(Page and application data records)
▼

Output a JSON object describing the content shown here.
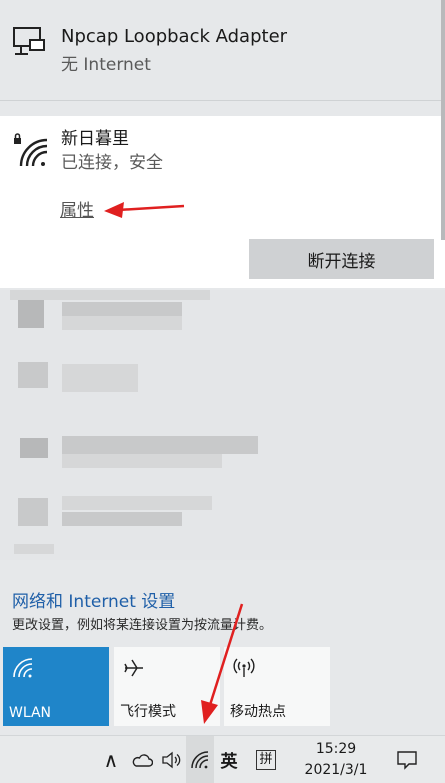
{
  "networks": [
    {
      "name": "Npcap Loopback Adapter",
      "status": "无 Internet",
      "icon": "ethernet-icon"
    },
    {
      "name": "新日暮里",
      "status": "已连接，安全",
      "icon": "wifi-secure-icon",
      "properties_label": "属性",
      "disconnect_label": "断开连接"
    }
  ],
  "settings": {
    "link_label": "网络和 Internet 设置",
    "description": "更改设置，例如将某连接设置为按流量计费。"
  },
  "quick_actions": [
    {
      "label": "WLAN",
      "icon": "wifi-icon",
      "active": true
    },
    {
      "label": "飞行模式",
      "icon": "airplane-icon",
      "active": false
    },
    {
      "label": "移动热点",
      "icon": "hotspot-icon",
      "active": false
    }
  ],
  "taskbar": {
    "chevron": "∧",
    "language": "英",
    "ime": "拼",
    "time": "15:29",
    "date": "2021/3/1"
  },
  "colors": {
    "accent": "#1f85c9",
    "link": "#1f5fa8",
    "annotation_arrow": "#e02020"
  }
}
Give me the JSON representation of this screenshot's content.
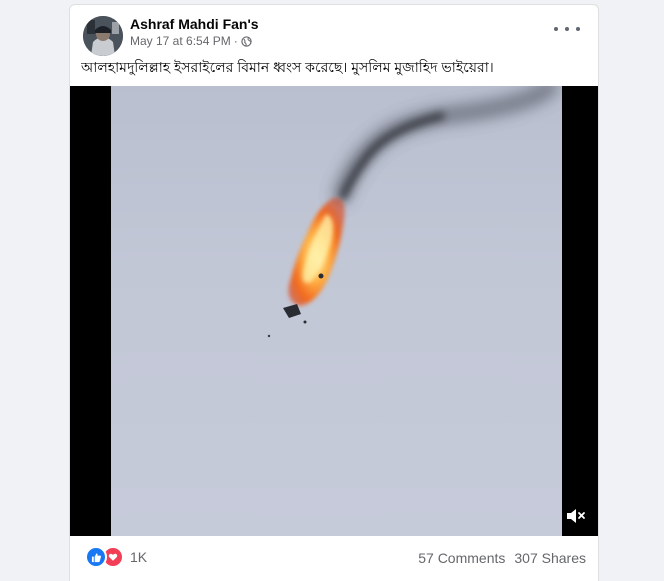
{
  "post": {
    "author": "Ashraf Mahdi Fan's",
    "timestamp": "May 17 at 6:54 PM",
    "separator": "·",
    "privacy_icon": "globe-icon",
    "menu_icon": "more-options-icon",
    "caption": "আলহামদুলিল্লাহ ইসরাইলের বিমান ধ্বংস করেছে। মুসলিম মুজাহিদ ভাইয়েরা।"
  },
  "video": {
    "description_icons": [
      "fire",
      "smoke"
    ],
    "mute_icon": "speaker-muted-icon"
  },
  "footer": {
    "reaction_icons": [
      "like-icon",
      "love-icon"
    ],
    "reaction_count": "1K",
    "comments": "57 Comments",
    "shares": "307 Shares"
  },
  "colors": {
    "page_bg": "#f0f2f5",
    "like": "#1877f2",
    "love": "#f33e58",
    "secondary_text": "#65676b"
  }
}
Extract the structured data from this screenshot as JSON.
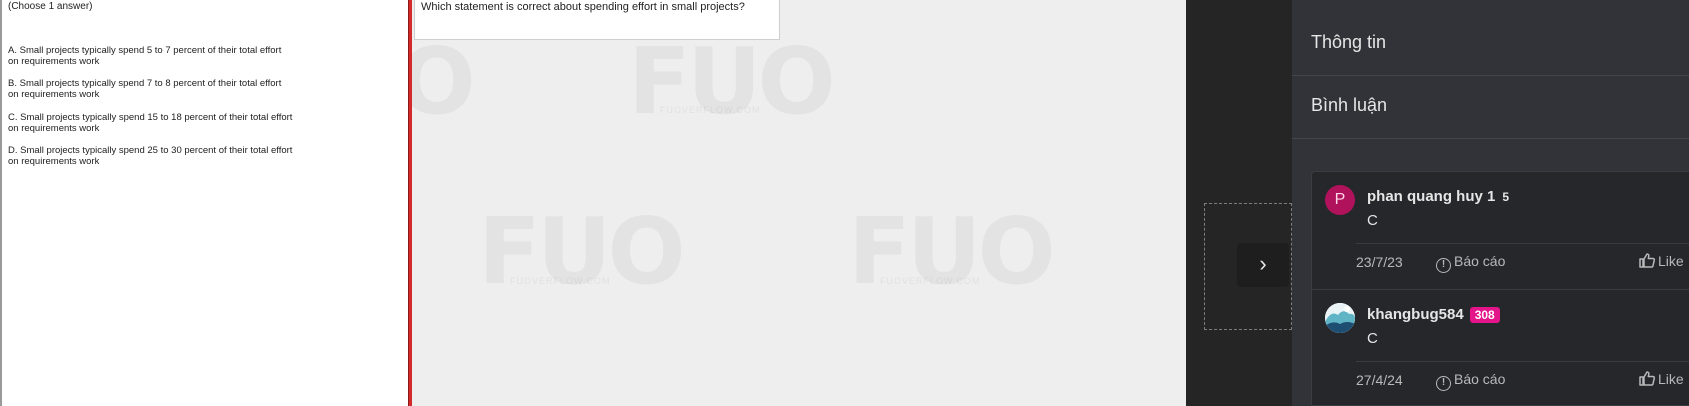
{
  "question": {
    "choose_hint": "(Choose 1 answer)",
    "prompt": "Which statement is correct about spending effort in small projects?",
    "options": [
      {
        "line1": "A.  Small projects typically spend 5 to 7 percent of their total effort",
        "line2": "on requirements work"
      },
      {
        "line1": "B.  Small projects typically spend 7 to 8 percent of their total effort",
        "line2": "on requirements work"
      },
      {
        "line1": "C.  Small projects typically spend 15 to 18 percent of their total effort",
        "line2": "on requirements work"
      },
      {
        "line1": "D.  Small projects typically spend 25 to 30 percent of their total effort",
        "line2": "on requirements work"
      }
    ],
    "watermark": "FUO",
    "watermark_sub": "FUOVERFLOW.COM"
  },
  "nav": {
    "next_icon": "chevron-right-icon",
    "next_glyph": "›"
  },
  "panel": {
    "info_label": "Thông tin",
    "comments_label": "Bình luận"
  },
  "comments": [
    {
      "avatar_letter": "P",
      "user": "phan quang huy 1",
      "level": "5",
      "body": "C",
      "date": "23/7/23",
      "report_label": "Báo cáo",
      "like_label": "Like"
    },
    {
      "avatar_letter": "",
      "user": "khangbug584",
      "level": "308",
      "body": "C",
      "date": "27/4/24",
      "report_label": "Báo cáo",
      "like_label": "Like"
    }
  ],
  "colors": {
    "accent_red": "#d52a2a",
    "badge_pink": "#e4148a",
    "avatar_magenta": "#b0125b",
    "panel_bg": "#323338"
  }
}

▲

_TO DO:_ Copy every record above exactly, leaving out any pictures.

_REPLY TO THE TASK:_
Output a JSON object describing the content shown here.
{
  "networks": [
    {
      "name": "Npcap Loopback Adapter",
      "status": "无 Internet",
      "icon": "ethernet-icon"
    },
    {
      "name": "新日暮里",
      "status": "已连接，安全",
      "icon": "wifi-secure-icon",
      "properties_label": "属性",
      "disconnect_label": "断开连接"
    }
  ],
  "settings": {
    "link_label": "网络和 Internet 设置",
    "description": "更改设置，例如将某连接设置为按流量计费。"
  },
  "quick_actions": [
    {
      "label": "WLAN",
      "icon": "wifi-icon",
      "active": true
    },
    {
      "label": "飞行模式",
      "icon": "airplane-icon",
      "active": false
    },
    {
      "label": "移动热点",
      "icon": "hotspot-icon",
      "active": false
    }
  ],
  "taskbar": {
    "chevron": "∧",
    "language": "英",
    "ime": "拼",
    "time": "15:29",
    "date": "2021/3/1"
  },
  "colors": {
    "accent": "#1f85c9",
    "link": "#1f5fa8",
    "annotation_arrow": "#e02020"
  }
}
Give me the JSON representation of this screenshot's content.
{
  "post": {
    "author": "Ashraf Mahdi Fan's",
    "timestamp": "May 17 at 6:54 PM",
    "separator": "·",
    "privacy_icon": "globe-icon",
    "menu_icon": "more-options-icon",
    "caption": "আলহামদুলিল্লাহ ইসরাইলের বিমান ধ্বংস করেছে। মুসলিম মুজাহিদ ভাইয়েরা।"
  },
  "video": {
    "description_icons": [
      "fire",
      "smoke"
    ],
    "mute_icon": "speaker-muted-icon"
  },
  "footer": {
    "reaction_icons": [
      "like-icon",
      "love-icon"
    ],
    "reaction_count": "1K",
    "comments": "57 Comments",
    "shares": "307 Shares"
  },
  "colors": {
    "page_bg": "#f0f2f5",
    "like": "#1877f2",
    "love": "#f33e58",
    "secondary_text": "#65676b"
  }
}
Extract the structured data from this screenshot as JSON.
{
  "question": {
    "choose_hint": "(Choose 1 answer)",
    "prompt": "Which statement is correct about spending effort in small projects?",
    "options": [
      {
        "line1": "A.  Small projects typically spend 5 to 7 percent of their total effort",
        "line2": "on requirements work"
      },
      {
        "line1": "B.  Small projects typically spend 7 to 8 percent of their total effort",
        "line2": "on requirements work"
      },
      {
        "line1": "C.  Small projects typically spend 15 to 18 percent of their total effort",
        "line2": "on requirements work"
      },
      {
        "line1": "D.  Small projects typically spend 25 to 30 percent of their total effort",
        "line2": "on requirements work"
      }
    ],
    "watermark": "FUO",
    "watermark_sub": "FUOVERFLOW.COM"
  },
  "nav": {
    "next_icon": "chevron-right-icon",
    "next_glyph": "›"
  },
  "panel": {
    "info_label": "Thông tin",
    "comments_label": "Bình luận"
  },
  "comments": [
    {
      "avatar_letter": "P",
      "user": "phan quang huy 1",
      "level": "5",
      "body": "C",
      "date": "23/7/23",
      "report_label": "Báo cáo",
      "like_label": "Like"
    },
    {
      "avatar_letter": "",
      "user": "khangbug584",
      "level": "308",
      "body": "C",
      "date": "27/4/24",
      "report_label": "Báo cáo",
      "like_label": "Like"
    }
  ],
  "colors": {
    "accent_red": "#d52a2a",
    "badge_pink": "#e4148a",
    "avatar_magenta": "#b0125b",
    "panel_bg": "#323338"
  }
}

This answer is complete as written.